ACTIVITY
All the lines below should appear again unchanged, though their pictures should not.

Interface dataset entries
------------------------
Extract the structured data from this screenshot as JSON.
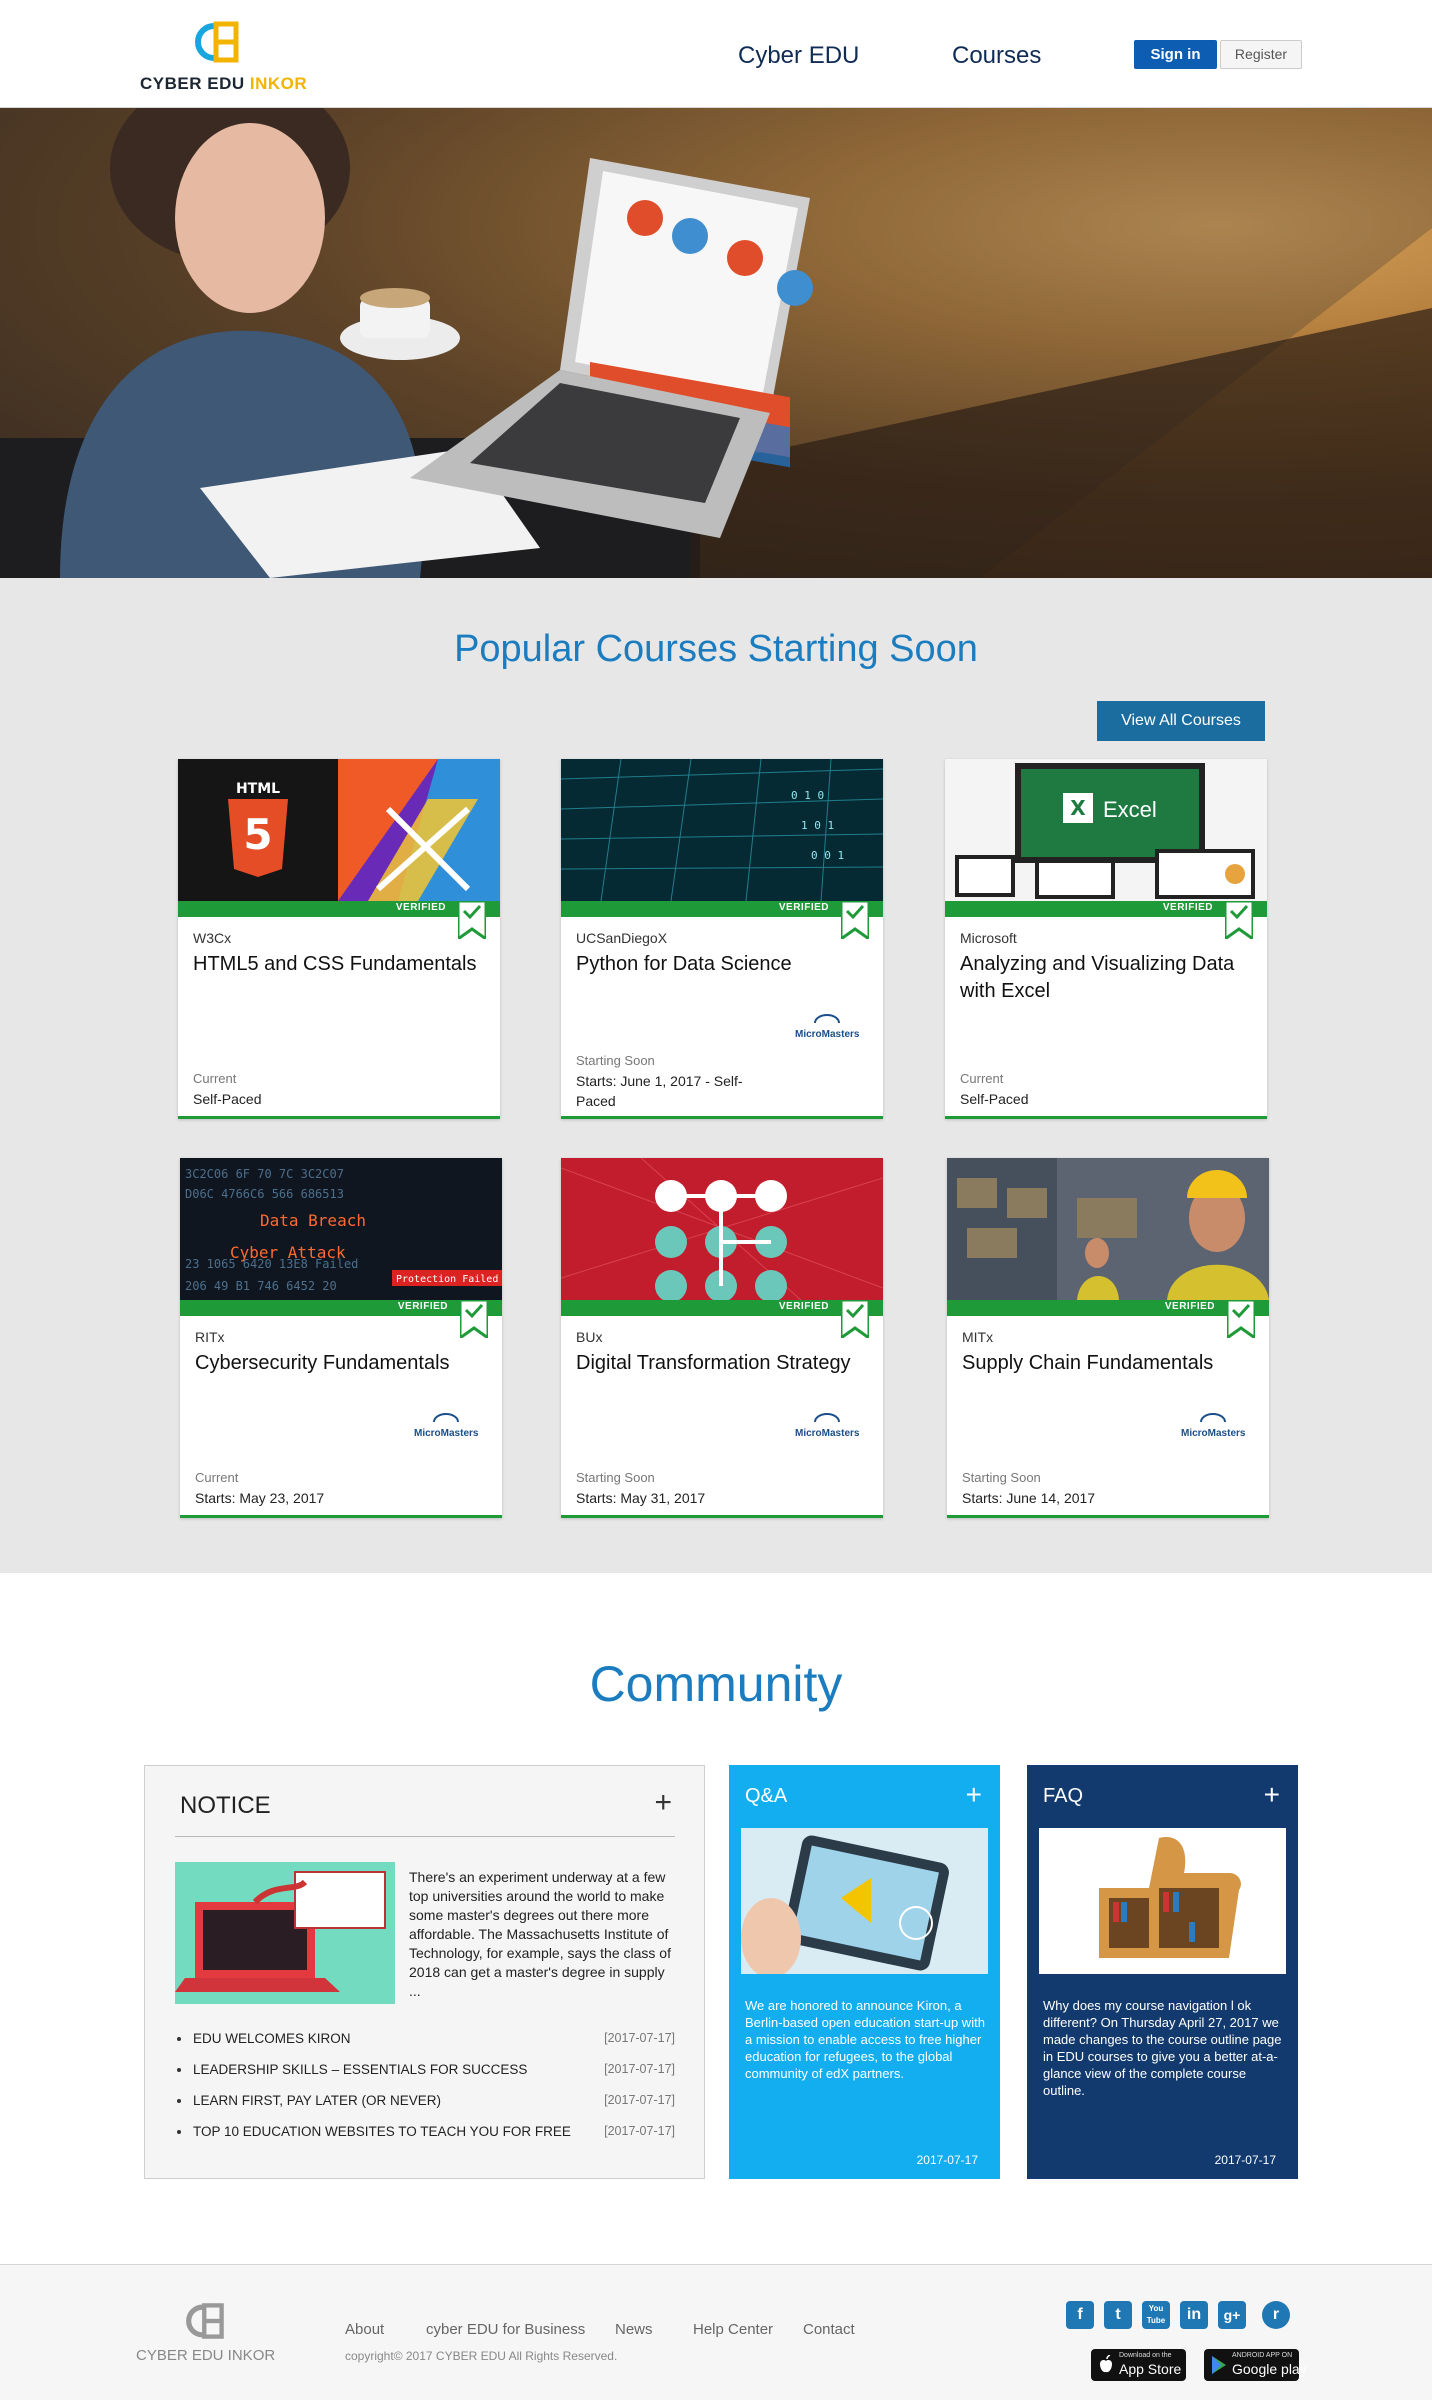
{
  "header": {
    "logo_text_main": "CYBER EDU",
    "logo_text_accent": "INKOR",
    "nav": [
      "Cyber EDU",
      "Courses"
    ],
    "signin_label": "Sign in",
    "register_label": "Register"
  },
  "courses": {
    "title": "Popular Courses Starting Soon",
    "view_all_label": "View All Courses",
    "verified_label": "VERIFIED",
    "micromasters_label": "MicroMasters",
    "items": [
      {
        "org": "W3Cx",
        "title": "HTML5 and CSS Fundamentals",
        "status": "Current",
        "date": "Self-Paced"
      },
      {
        "org": "UCSanDiegoX",
        "title": "Python for Data Science",
        "status": "Starting Soon",
        "date": "Starts: June 1, 2017 - Self-Paced"
      },
      {
        "org": "Microsoft",
        "title": "Analyzing and Visualizing Data with Excel",
        "status": "Current",
        "date": "Self-Paced"
      },
      {
        "org": "RITx",
        "title": "Cybersecurity Fundamentals",
        "status": "Current",
        "date": "Starts: May 23, 2017"
      },
      {
        "org": "BUx",
        "title": "Digital Transformation Strategy",
        "status": "Starting Soon",
        "date": "Starts: May 31, 2017"
      },
      {
        "org": "MITx",
        "title": "Supply Chain Fundamentals",
        "status": "Starting Soon",
        "date": "Starts: June 14, 2017"
      }
    ],
    "image_text": {
      "html_badge": "HTML",
      "excel": "Excel",
      "data_breach": "Data Breach",
      "cyber_attack": "Cyber Attack",
      "protection_failed": "Protection Failed"
    }
  },
  "community": {
    "title": "Community",
    "notice": {
      "title": "NOTICE",
      "text": "There's an experiment underway at a few top universities around the world to make some master's degrees out there more affordable. The Massachusetts Institute of Technology, for example, says the class of 2018 can get a master's degree in supply ...",
      "list": [
        {
          "title": "EDU WELCOMES KIRON",
          "date": "[2017-07-17]"
        },
        {
          "title": "LEADERSHIP SKILLS – ESSENTIALS FOR SUCCESS",
          "date": "[2017-07-17]"
        },
        {
          "title": "LEARN FIRST, PAY LATER (OR NEVER)",
          "date": "[2017-07-17]"
        },
        {
          "title": "TOP 10 EDUCATION WEBSITES TO TEACH YOU FOR FREE",
          "date": "[2017-07-17]"
        }
      ]
    },
    "qa": {
      "title": "Q&A",
      "text": "We are honored to announce Kiron, a Berlin-based open education start-up with a mission to enable access to free higher education for refugees, to the global community of edX partners.",
      "date": "2017-07-17"
    },
    "faq": {
      "title": "FAQ",
      "text": "Why does my course navigation l ok different? On Thursday April 27, 2017 we made changes to the course outline page in EDU courses to give you a better at-a-glance view of the complete course outline.",
      "date": "2017-07-17"
    },
    "plus": "+"
  },
  "footer": {
    "logo_text": "CYBER EDU INKOR",
    "links": [
      "About",
      "cyber EDU for Business",
      "News",
      "Help Center",
      "Contact"
    ],
    "copyright": "copyright© 2017 CYBER EDU All Rights Reserved.",
    "social": [
      "f",
      "t",
      "You Tube",
      "in",
      "g+",
      "r"
    ],
    "app_store_small": "Download on the",
    "app_store": "App Store",
    "google_play_small": "ANDROID APP ON",
    "google_play": "Google play"
  },
  "colors": {
    "accent_blue": "#1b7dbf",
    "verified_green": "#1f9a38",
    "qa_panel": "#13aef0",
    "faq_panel": "#123a6e",
    "signin": "#0d5db3",
    "logo_yellow": "#f2b400"
  }
}
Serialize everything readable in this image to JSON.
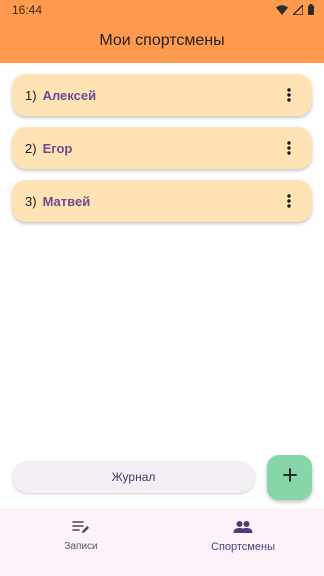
{
  "status_bar": {
    "time": "16:44"
  },
  "app_bar": {
    "title": "Мои спортсмены"
  },
  "athletes": [
    {
      "number": "1)",
      "name": "Алексей"
    },
    {
      "number": "2)",
      "name": "Егор"
    },
    {
      "number": "3)",
      "name": "Матвей"
    }
  ],
  "journal_button": {
    "label": "Журнал"
  },
  "fab": {
    "icon": "plus-icon"
  },
  "bottom_nav": {
    "items": [
      {
        "label": "Записи",
        "icon": "notes-edit-icon",
        "active": false
      },
      {
        "label": "Спортсмены",
        "icon": "group-icon",
        "active": true
      }
    ]
  },
  "colors": {
    "app_bar": "#ff9a4f",
    "card": "#ffe3b5",
    "athlete_name": "#6a4c93",
    "fab": "#86d6a9",
    "bottom_nav": "#fbf2fa"
  }
}
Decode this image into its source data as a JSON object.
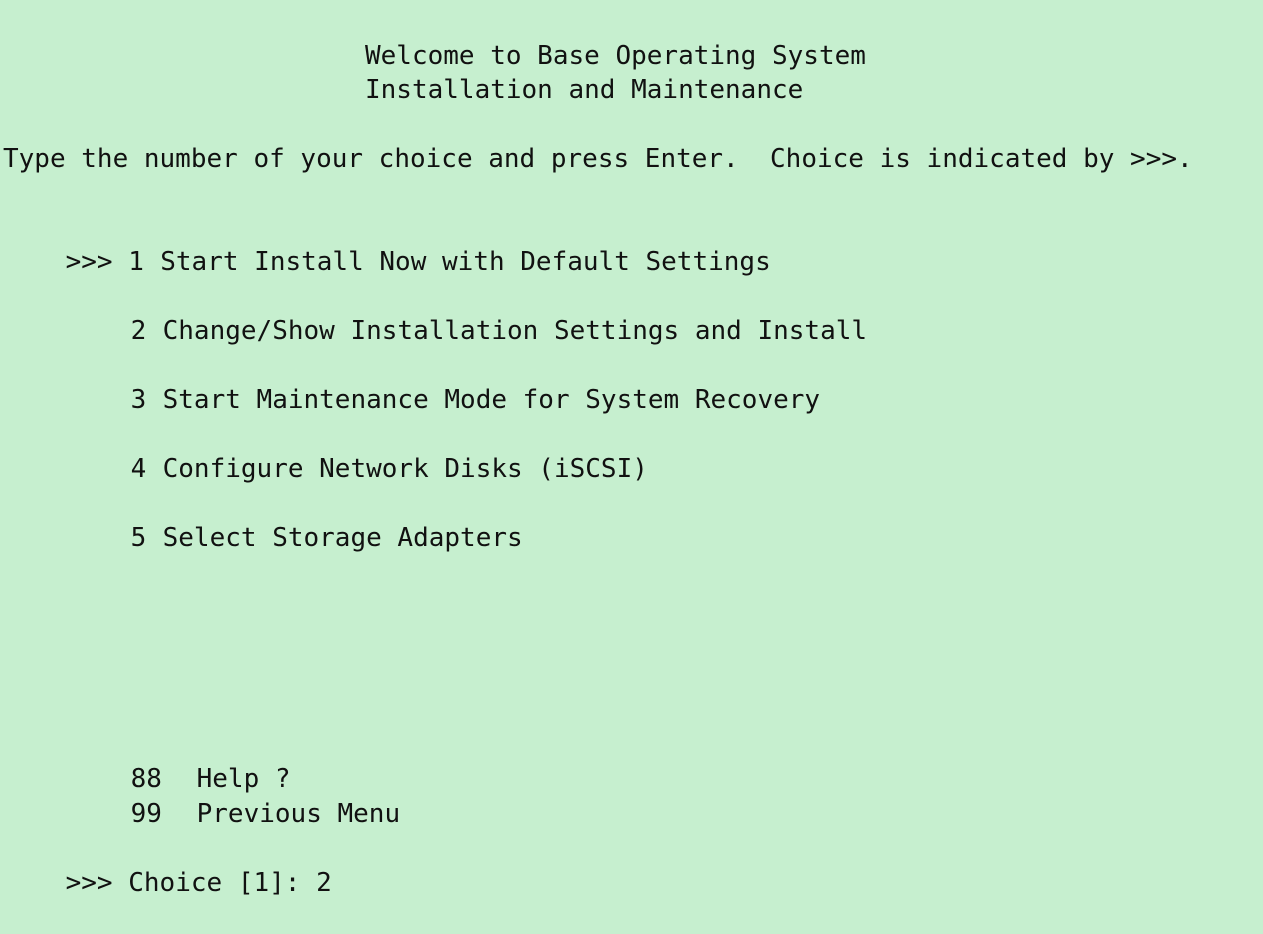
{
  "header": {
    "title": "Welcome to Base Operating System",
    "subtitle": "Installation and Maintenance"
  },
  "instructions": "Type the number of your choice and press Enter.  Choice is indicated by >>>.",
  "menu": {
    "indicator": ">>>",
    "items": [
      {
        "number": "1",
        "label": "Start Install Now with Default Settings",
        "selected": true
      },
      {
        "number": "2",
        "label": "Change/Show Installation Settings and Install",
        "selected": false
      },
      {
        "number": "3",
        "label": "Start Maintenance Mode for System Recovery",
        "selected": false
      },
      {
        "number": "4",
        "label": "Configure Network Disks (iSCSI)",
        "selected": false
      },
      {
        "number": "5",
        "label": "Select Storage Adapters",
        "selected": false
      }
    ],
    "extra_items": [
      {
        "number": "88",
        "label": "Help ?"
      },
      {
        "number": "99",
        "label": "Previous Menu"
      }
    ]
  },
  "prompt": {
    "indicator": ">>>",
    "label": "Choice [1]:",
    "value": "2"
  }
}
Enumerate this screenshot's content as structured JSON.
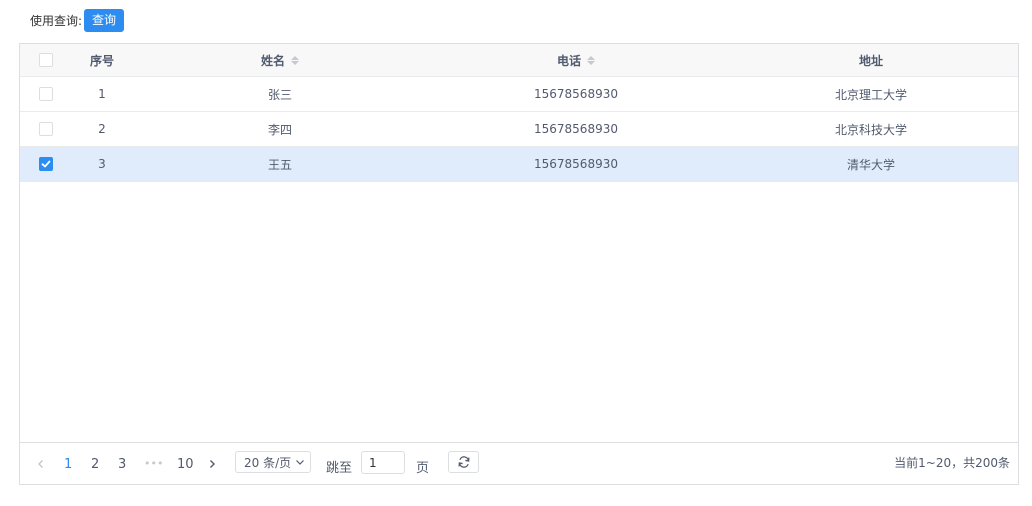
{
  "toolbar": {
    "label": "使用查询:",
    "query_button": "查询"
  },
  "table": {
    "columns": [
      "序号",
      "姓名",
      "电话",
      "地址"
    ],
    "rows": [
      {
        "seq": "1",
        "name": "张三",
        "phone": "15678568930",
        "address": "北京理工大学",
        "checked": false
      },
      {
        "seq": "2",
        "name": "李四",
        "phone": "15678568930",
        "address": "北京科技大学",
        "checked": false
      },
      {
        "seq": "3",
        "name": "王五",
        "phone": "15678568930",
        "address": "清华大学",
        "checked": true
      }
    ]
  },
  "pagination": {
    "pages": [
      "1",
      "2",
      "3",
      "•••",
      "10"
    ],
    "current_page": "1",
    "page_size": "20 条/页",
    "goto_label": "跳至",
    "goto_value": "1",
    "page_unit": "页",
    "summary": "当前1~20，共200条"
  },
  "colors": {
    "primary": "#2d8cf0",
    "selected_row": "#e0ecfb",
    "header_bg": "#f8f8f9"
  }
}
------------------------
ANSWER TO THIS PROBLEM
Extract the structured data from this screenshot as JSON.
{
  "header": {
    "logo_text_main": "CYBER EDU",
    "logo_text_accent": "INKOR",
    "nav": [
      "Cyber EDU",
      "Courses"
    ],
    "signin_label": "Sign in",
    "register_label": "Register"
  },
  "courses": {
    "title": "Popular Courses Starting Soon",
    "view_all_label": "View All Courses",
    "verified_label": "VERIFIED",
    "micromasters_label": "MicroMasters",
    "items": [
      {
        "org": "W3Cx",
        "title": "HTML5 and CSS Fundamentals",
        "status": "Current",
        "date": "Self-Paced"
      },
      {
        "org": "UCSanDiegoX",
        "title": "Python for Data Science",
        "status": "Starting Soon",
        "date": "Starts: June 1, 2017 - Self-Paced"
      },
      {
        "org": "Microsoft",
        "title": "Analyzing and Visualizing Data with Excel",
        "status": "Current",
        "date": "Self-Paced"
      },
      {
        "org": "RITx",
        "title": "Cybersecurity Fundamentals",
        "status": "Current",
        "date": "Starts: May 23, 2017"
      },
      {
        "org": "BUx",
        "title": "Digital Transformation Strategy",
        "status": "Starting Soon",
        "date": "Starts: May 31, 2017"
      },
      {
        "org": "MITx",
        "title": "Supply Chain Fundamentals",
        "status": "Starting Soon",
        "date": "Starts: June 14, 2017"
      }
    ],
    "image_text": {
      "html_badge": "HTML",
      "excel": "Excel",
      "data_breach": "Data Breach",
      "cyber_attack": "Cyber Attack",
      "protection_failed": "Protection Failed"
    }
  },
  "community": {
    "title": "Community",
    "notice": {
      "title": "NOTICE",
      "text": "There's an experiment underway at a few top universities around the world to make some master's degrees out there more affordable. The Massachusetts Institute of Technology, for example, says the class of 2018 can get a master's degree in supply ...",
      "list": [
        {
          "title": "EDU WELCOMES KIRON",
          "date": "[2017-07-17]"
        },
        {
          "title": "LEADERSHIP SKILLS – ESSENTIALS FOR SUCCESS",
          "date": "[2017-07-17]"
        },
        {
          "title": "LEARN FIRST, PAY LATER (OR NEVER)",
          "date": "[2017-07-17]"
        },
        {
          "title": "TOP 10 EDUCATION WEBSITES TO TEACH YOU FOR FREE",
          "date": "[2017-07-17]"
        }
      ]
    },
    "qa": {
      "title": "Q&A",
      "text": "We are honored to announce Kiron, a Berlin-based open education start-up with a mission to enable access to free higher education for refugees, to the global community of edX partners.",
      "date": "2017-07-17"
    },
    "faq": {
      "title": "FAQ",
      "text": "Why does my course navigation l ok different? On Thursday April 27, 2017 we made changes to the course outline page in EDU courses to give you a better at-a-glance view of the complete course outline.",
      "date": "2017-07-17"
    },
    "plus": "+"
  },
  "footer": {
    "logo_text": "CYBER EDU INKOR",
    "links": [
      "About",
      "cyber EDU for Business",
      "News",
      "Help Center",
      "Contact"
    ],
    "copyright": "copyright© 2017 CYBER EDU All Rights Reserved.",
    "social": [
      "f",
      "t",
      "You Tube",
      "in",
      "g+",
      "r"
    ],
    "app_store_small": "Download on the",
    "app_store": "App Store",
    "google_play_small": "ANDROID APP ON",
    "google_play": "Google play"
  },
  "colors": {
    "accent_blue": "#1b7dbf",
    "verified_green": "#1f9a38",
    "qa_panel": "#13aef0",
    "faq_panel": "#123a6e",
    "signin": "#0d5db3",
    "logo_yellow": "#f2b400"
  }
}
Serialize everything readable in this image to JSON.
{
  "status_bar": {
    "time": "16:44"
  },
  "app_bar": {
    "title": "Мои спортсмены"
  },
  "athletes": [
    {
      "number": "1)",
      "name": "Алексей"
    },
    {
      "number": "2)",
      "name": "Егор"
    },
    {
      "number": "3)",
      "name": "Матвей"
    }
  ],
  "journal_button": {
    "label": "Журнал"
  },
  "fab": {
    "icon": "plus-icon"
  },
  "bottom_nav": {
    "items": [
      {
        "label": "Записи",
        "icon": "notes-edit-icon",
        "active": false
      },
      {
        "label": "Спортсмены",
        "icon": "group-icon",
        "active": true
      }
    ]
  },
  "colors": {
    "app_bar": "#ff9a4f",
    "card": "#ffe3b5",
    "athlete_name": "#6a4c93",
    "fab": "#86d6a9",
    "bottom_nav": "#fbf2fa"
  }
}
Decode this image into its source data as a JSON object.
{
  "header": {
    "title": "Welcome to Base Operating System",
    "subtitle": "Installation and Maintenance"
  },
  "instructions": "Type the number of your choice and press Enter.  Choice is indicated by >>>.",
  "menu": {
    "indicator": ">>>",
    "items": [
      {
        "number": "1",
        "label": "Start Install Now with Default Settings",
        "selected": true
      },
      {
        "number": "2",
        "label": "Change/Show Installation Settings and Install",
        "selected": false
      },
      {
        "number": "3",
        "label": "Start Maintenance Mode for System Recovery",
        "selected": false
      },
      {
        "number": "4",
        "label": "Configure Network Disks (iSCSI)",
        "selected": false
      },
      {
        "number": "5",
        "label": "Select Storage Adapters",
        "selected": false
      }
    ],
    "extra_items": [
      {
        "number": "88",
        "label": "Help ?"
      },
      {
        "number": "99",
        "label": "Previous Menu"
      }
    ]
  },
  "prompt": {
    "indicator": ">>>",
    "label": "Choice [1]:",
    "value": "2"
  }
}
Enumerate this screenshot's content as structured JSON.
{
  "toolbar": {
    "label": "使用查询:",
    "query_button": "查询"
  },
  "table": {
    "columns": [
      "序号",
      "姓名",
      "电话",
      "地址"
    ],
    "rows": [
      {
        "seq": "1",
        "name": "张三",
        "phone": "15678568930",
        "address": "北京理工大学",
        "checked": false
      },
      {
        "seq": "2",
        "name": "李四",
        "phone": "15678568930",
        "address": "北京科技大学",
        "checked": false
      },
      {
        "seq": "3",
        "name": "王五",
        "phone": "15678568930",
        "address": "清华大学",
        "checked": true
      }
    ]
  },
  "pagination": {
    "pages": [
      "1",
      "2",
      "3",
      "•••",
      "10"
    ],
    "current_page": "1",
    "page_size": "20 条/页",
    "goto_label": "跳至",
    "goto_value": "1",
    "page_unit": "页",
    "summary": "当前1~20，共200条"
  },
  "colors": {
    "primary": "#2d8cf0",
    "selected_row": "#e0ecfb",
    "header_bg": "#f8f8f9"
  }
}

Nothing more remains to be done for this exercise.